### [TASK DETAILS]
Every single entry that follows is to be retyped exactly.

### [DATASET EXCERPTS]
=====

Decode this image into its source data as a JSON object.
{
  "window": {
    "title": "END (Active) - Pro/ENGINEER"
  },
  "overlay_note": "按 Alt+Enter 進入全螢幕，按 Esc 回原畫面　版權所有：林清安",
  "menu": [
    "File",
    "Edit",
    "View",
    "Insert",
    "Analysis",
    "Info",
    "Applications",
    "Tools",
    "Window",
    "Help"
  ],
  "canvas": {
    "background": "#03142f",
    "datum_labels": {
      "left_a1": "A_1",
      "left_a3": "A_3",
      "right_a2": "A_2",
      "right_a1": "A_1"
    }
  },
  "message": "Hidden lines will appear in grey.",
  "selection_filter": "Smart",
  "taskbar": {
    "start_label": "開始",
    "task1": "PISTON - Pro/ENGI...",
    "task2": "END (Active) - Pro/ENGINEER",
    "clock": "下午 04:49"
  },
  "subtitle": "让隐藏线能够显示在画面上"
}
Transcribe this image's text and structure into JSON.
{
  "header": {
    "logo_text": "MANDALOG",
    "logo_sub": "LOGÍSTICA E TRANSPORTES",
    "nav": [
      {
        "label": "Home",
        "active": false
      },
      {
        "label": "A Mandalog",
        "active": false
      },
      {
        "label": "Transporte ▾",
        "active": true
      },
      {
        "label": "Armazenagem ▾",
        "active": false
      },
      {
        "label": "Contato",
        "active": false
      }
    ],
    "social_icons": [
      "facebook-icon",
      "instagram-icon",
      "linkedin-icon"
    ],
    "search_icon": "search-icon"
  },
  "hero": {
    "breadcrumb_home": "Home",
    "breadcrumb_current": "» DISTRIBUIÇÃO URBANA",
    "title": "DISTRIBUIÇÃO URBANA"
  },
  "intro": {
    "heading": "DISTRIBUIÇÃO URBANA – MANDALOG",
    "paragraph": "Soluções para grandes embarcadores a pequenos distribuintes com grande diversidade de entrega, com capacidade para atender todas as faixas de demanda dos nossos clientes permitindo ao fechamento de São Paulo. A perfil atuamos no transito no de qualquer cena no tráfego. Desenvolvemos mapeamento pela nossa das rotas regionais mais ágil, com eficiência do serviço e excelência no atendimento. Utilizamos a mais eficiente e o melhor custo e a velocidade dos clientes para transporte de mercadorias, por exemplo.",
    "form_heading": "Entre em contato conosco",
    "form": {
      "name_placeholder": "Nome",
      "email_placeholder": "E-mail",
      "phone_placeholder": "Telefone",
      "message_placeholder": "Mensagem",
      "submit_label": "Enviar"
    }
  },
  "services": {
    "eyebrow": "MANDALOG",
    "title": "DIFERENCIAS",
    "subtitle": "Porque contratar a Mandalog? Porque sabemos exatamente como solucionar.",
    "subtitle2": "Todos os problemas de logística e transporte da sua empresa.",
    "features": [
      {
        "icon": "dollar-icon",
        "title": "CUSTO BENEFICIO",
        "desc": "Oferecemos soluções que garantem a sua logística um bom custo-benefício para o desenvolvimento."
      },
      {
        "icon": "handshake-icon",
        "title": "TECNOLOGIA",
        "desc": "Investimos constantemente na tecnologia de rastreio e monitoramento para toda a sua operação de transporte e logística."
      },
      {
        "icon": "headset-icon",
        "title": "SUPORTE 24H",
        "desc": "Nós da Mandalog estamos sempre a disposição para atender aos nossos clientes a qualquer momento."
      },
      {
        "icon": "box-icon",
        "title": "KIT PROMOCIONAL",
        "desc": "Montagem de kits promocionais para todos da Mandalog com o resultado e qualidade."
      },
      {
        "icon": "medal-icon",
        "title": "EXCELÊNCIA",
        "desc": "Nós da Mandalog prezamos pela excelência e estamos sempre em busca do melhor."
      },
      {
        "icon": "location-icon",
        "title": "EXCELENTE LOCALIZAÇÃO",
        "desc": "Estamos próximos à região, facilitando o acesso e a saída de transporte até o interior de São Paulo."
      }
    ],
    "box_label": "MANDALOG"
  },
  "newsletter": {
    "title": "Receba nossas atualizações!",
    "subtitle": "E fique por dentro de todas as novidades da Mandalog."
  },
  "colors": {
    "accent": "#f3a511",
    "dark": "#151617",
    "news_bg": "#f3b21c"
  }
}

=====

### [ANSWER SPACE]
Decode this image into its source data as a JSON object.
{
  "window": {
    "title": "END (Active) - Pro/ENGINEER"
  },
  "overlay_note": "按 Alt+Enter 進入全螢幕，按 Esc 回原畫面　版權所有：林清安",
  "menu": [
    "File",
    "Edit",
    "View",
    "Insert",
    "Analysis",
    "Info",
    "Applications",
    "Tools",
    "Window",
    "Help"
  ],
  "canvas": {
    "background": "#03142f",
    "datum_labels": {
      "left_a1": "A_1",
      "left_a3": "A_3",
      "right_a2": "A_2",
      "right_a1": "A_1"
    }
  },
  "message": "Hidden lines will appear in grey.",
  "selection_filter": "Smart",
  "taskbar": {
    "start_label": "開始",
    "task1": "PISTON - Pro/ENGI...",
    "task2": "END (Active) - Pro/ENGINEER",
    "clock": "下午 04:49"
  },
  "subtitle": "让隐藏线能够显示在画面上"
}
Transcribe this image's text and structure into JSON.
{
  "header": {
    "logo_text": "MANDALOG",
    "logo_sub": "LOGÍSTICA E TRANSPORTES",
    "nav": [
      {
        "label": "Home",
        "active": false
      },
      {
        "label": "A Mandalog",
        "active": false
      },
      {
        "label": "Transporte ▾",
        "active": true
      },
      {
        "label": "Armazenagem ▾",
        "active": false
      },
      {
        "label": "Contato",
        "active": false
      }
    ],
    "social_icons": [
      "facebook-icon",
      "instagram-icon",
      "linkedin-icon"
    ],
    "search_icon": "search-icon"
  },
  "hero": {
    "breadcrumb_home": "Home",
    "breadcrumb_current": "» DISTRIBUIÇÃO URBANA",
    "title": "DISTRIBUIÇÃO URBANA"
  },
  "intro": {
    "heading": "DISTRIBUIÇÃO URBANA – MANDALOG",
    "paragraph": "Soluções para grandes embarcadores a pequenos distribuintes com grande diversidade de entrega, com capacidade para atender todas as faixas de demanda dos nossos clientes permitindo ao fechamento de São Paulo. A perfil atuamos no transito no de qualquer cena no tráfego. Desenvolvemos mapeamento pela nossa das rotas regionais mais ágil, com eficiência do serviço e excelência no atendimento. Utilizamos a mais eficiente e o melhor custo e a velocidade dos clientes para transporte de mercadorias, por exemplo.",
    "form_heading": "Entre em contato conosco",
    "form": {
      "name_placeholder": "Nome",
      "email_placeholder": "E-mail",
      "phone_placeholder": "Telefone",
      "message_placeholder": "Mensagem",
      "submit_label": "Enviar"
    }
  },
  "services": {
    "eyebrow": "MANDALOG",
    "title": "DIFERENCIAS",
    "subtitle": "Porque contratar a Mandalog? Porque sabemos exatamente como solucionar.",
    "subtitle2": "Todos os problemas de logística e transporte da sua empresa.",
    "features": [
      {
        "icon": "dollar-icon",
        "title": "CUSTO BENEFICIO",
        "desc": "Oferecemos soluções que garantem a sua logística um bom custo-benefício para o desenvolvimento."
      },
      {
        "icon": "handshake-icon",
        "title": "TECNOLOGIA",
        "desc": "Investimos constantemente na tecnologia de rastreio e monitoramento para toda a sua operação de transporte e logística."
      },
      {
        "icon": "headset-icon",
        "title": "SUPORTE 24H",
        "desc": "Nós da Mandalog estamos sempre a disposição para atender aos nossos clientes a qualquer momento."
      },
      {
        "icon": "box-icon",
        "title": "KIT PROMOCIONAL",
        "desc": "Montagem de kits promocionais para todos da Mandalog com o resultado e qualidade."
      },
      {
        "icon": "medal-icon",
        "title": "EXCELÊNCIA",
        "desc": "Nós da Mandalog prezamos pela excelência e estamos sempre em busca do melhor."
      },
      {
        "icon": "location-icon",
        "title": "EXCELENTE LOCALIZAÇÃO",
        "desc": "Estamos próximos à região, facilitando o acesso e a saída de transporte até o interior de São Paulo."
      }
    ],
    "box_label": "MANDALOG"
  },
  "newsletter": {
    "title": "Receba nossas atualizações!",
    "subtitle": "E fique por dentro de todas as novidades da Mandalog."
  },
  "colors": {
    "accent": "#f3a511",
    "dark": "#151617",
    "news_bg": "#f3b21c"
  }
}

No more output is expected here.